• **Problem requirements**
Print the complete set of entries exactly.

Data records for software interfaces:
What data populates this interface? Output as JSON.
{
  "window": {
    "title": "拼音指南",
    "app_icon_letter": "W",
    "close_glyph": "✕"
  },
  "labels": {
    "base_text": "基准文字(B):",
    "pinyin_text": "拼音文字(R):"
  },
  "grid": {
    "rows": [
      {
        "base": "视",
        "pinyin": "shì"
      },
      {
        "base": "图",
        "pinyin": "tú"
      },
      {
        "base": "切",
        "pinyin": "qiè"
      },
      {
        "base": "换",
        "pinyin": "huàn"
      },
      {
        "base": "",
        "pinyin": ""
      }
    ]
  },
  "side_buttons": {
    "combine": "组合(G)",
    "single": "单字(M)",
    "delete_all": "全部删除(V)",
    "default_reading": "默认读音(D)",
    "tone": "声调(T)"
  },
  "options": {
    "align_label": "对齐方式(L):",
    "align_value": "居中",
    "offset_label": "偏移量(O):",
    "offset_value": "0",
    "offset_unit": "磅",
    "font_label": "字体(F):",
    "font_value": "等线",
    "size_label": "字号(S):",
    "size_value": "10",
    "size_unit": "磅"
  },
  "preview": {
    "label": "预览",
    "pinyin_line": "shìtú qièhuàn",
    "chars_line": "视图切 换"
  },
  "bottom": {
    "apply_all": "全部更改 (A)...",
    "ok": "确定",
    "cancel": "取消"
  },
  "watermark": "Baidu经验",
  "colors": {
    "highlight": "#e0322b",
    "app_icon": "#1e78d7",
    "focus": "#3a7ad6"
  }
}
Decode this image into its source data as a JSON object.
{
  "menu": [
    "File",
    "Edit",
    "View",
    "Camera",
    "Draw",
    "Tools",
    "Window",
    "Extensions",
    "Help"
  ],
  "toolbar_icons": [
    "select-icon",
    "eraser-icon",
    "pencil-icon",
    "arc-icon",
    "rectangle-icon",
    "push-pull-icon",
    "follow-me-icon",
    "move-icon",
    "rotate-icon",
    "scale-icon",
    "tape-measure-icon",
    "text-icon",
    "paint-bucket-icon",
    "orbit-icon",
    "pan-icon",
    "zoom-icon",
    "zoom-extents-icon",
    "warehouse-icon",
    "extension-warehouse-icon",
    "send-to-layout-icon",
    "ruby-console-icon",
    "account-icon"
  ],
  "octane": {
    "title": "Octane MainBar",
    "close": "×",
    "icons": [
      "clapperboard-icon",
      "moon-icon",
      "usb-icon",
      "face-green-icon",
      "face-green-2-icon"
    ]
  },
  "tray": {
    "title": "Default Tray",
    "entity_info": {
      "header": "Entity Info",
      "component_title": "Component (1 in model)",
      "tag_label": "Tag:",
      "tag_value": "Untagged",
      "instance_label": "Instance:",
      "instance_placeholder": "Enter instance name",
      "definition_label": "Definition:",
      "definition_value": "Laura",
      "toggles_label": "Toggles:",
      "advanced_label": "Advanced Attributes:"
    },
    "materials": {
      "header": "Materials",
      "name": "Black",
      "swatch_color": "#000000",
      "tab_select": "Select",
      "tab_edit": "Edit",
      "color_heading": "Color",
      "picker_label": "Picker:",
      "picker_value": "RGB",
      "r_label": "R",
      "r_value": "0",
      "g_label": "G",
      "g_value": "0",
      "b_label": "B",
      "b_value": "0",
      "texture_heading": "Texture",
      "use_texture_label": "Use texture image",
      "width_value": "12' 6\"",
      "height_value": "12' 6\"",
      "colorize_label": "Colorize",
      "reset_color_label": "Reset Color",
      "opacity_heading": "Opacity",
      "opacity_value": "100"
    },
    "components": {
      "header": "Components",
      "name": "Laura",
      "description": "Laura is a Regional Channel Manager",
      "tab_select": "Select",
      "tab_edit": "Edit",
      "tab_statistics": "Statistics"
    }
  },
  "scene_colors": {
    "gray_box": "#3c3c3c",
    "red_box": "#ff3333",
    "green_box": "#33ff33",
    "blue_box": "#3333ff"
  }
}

• **Task response**
What data populates this interface? Output as JSON.
{
  "window": {
    "title": "拼音指南",
    "app_icon_letter": "W",
    "close_glyph": "✕"
  },
  "labels": {
    "base_text": "基准文字(B):",
    "pinyin_text": "拼音文字(R):"
  },
  "grid": {
    "rows": [
      {
        "base": "视",
        "pinyin": "shì"
      },
      {
        "base": "图",
        "pinyin": "tú"
      },
      {
        "base": "切",
        "pinyin": "qiè"
      },
      {
        "base": "换",
        "pinyin": "huàn"
      },
      {
        "base": "",
        "pinyin": ""
      }
    ]
  },
  "side_buttons": {
    "combine": "组合(G)",
    "single": "单字(M)",
    "delete_all": "全部删除(V)",
    "default_reading": "默认读音(D)",
    "tone": "声调(T)"
  },
  "options": {
    "align_label": "对齐方式(L):",
    "align_value": "居中",
    "offset_label": "偏移量(O):",
    "offset_value": "0",
    "offset_unit": "磅",
    "font_label": "字体(F):",
    "font_value": "等线",
    "size_label": "字号(S):",
    "size_value": "10",
    "size_unit": "磅"
  },
  "preview": {
    "label": "预览",
    "pinyin_line": "shìtú qièhuàn",
    "chars_line": "视图切 换"
  },
  "bottom": {
    "apply_all": "全部更改 (A)...",
    "ok": "确定",
    "cancel": "取消"
  },
  "watermark": "Baidu经验",
  "colors": {
    "highlight": "#e0322b",
    "app_icon": "#1e78d7",
    "focus": "#3a7ad6"
  }
}
Decode this image into its source data as a JSON object.
{
  "menu": [
    "File",
    "Edit",
    "View",
    "Camera",
    "Draw",
    "Tools",
    "Window",
    "Extensions",
    "Help"
  ],
  "toolbar_icons": [
    "select-icon",
    "eraser-icon",
    "pencil-icon",
    "arc-icon",
    "rectangle-icon",
    "push-pull-icon",
    "follow-me-icon",
    "move-icon",
    "rotate-icon",
    "scale-icon",
    "tape-measure-icon",
    "text-icon",
    "paint-bucket-icon",
    "orbit-icon",
    "pan-icon",
    "zoom-icon",
    "zoom-extents-icon",
    "warehouse-icon",
    "extension-warehouse-icon",
    "send-to-layout-icon",
    "ruby-console-icon",
    "account-icon"
  ],
  "octane": {
    "title": "Octane MainBar",
    "close": "×",
    "icons": [
      "clapperboard-icon",
      "moon-icon",
      "usb-icon",
      "face-green-icon",
      "face-green-2-icon"
    ]
  },
  "tray": {
    "title": "Default Tray",
    "entity_info": {
      "header": "Entity Info",
      "component_title": "Component (1 in model)",
      "tag_label": "Tag:",
      "tag_value": "Untagged",
      "instance_label": "Instance:",
      "instance_placeholder": "Enter instance name",
      "definition_label": "Definition:",
      "definition_value": "Laura",
      "toggles_label": "Toggles:",
      "advanced_label": "Advanced Attributes:"
    },
    "materials": {
      "header": "Materials",
      "name": "Black",
      "swatch_color": "#000000",
      "tab_select": "Select",
      "tab_edit": "Edit",
      "color_heading": "Color",
      "picker_label": "Picker:",
      "picker_value": "RGB",
      "r_label": "R",
      "r_value": "0",
      "g_label": "G",
      "g_value": "0",
      "b_label": "B",
      "b_value": "0",
      "texture_heading": "Texture",
      "use_texture_label": "Use texture image",
      "width_value": "12' 6\"",
      "height_value": "12' 6\"",
      "colorize_label": "Colorize",
      "reset_color_label": "Reset Color",
      "opacity_heading": "Opacity",
      "opacity_value": "100"
    },
    "components": {
      "header": "Components",
      "name": "Laura",
      "description": "Laura is a Regional Channel Manager",
      "tab_select": "Select",
      "tab_edit": "Edit",
      "tab_statistics": "Statistics"
    }
  },
  "scene_colors": {
    "gray_box": "#3c3c3c",
    "red_box": "#ff3333",
    "green_box": "#33ff33",
    "blue_box": "#3333ff"
  }
}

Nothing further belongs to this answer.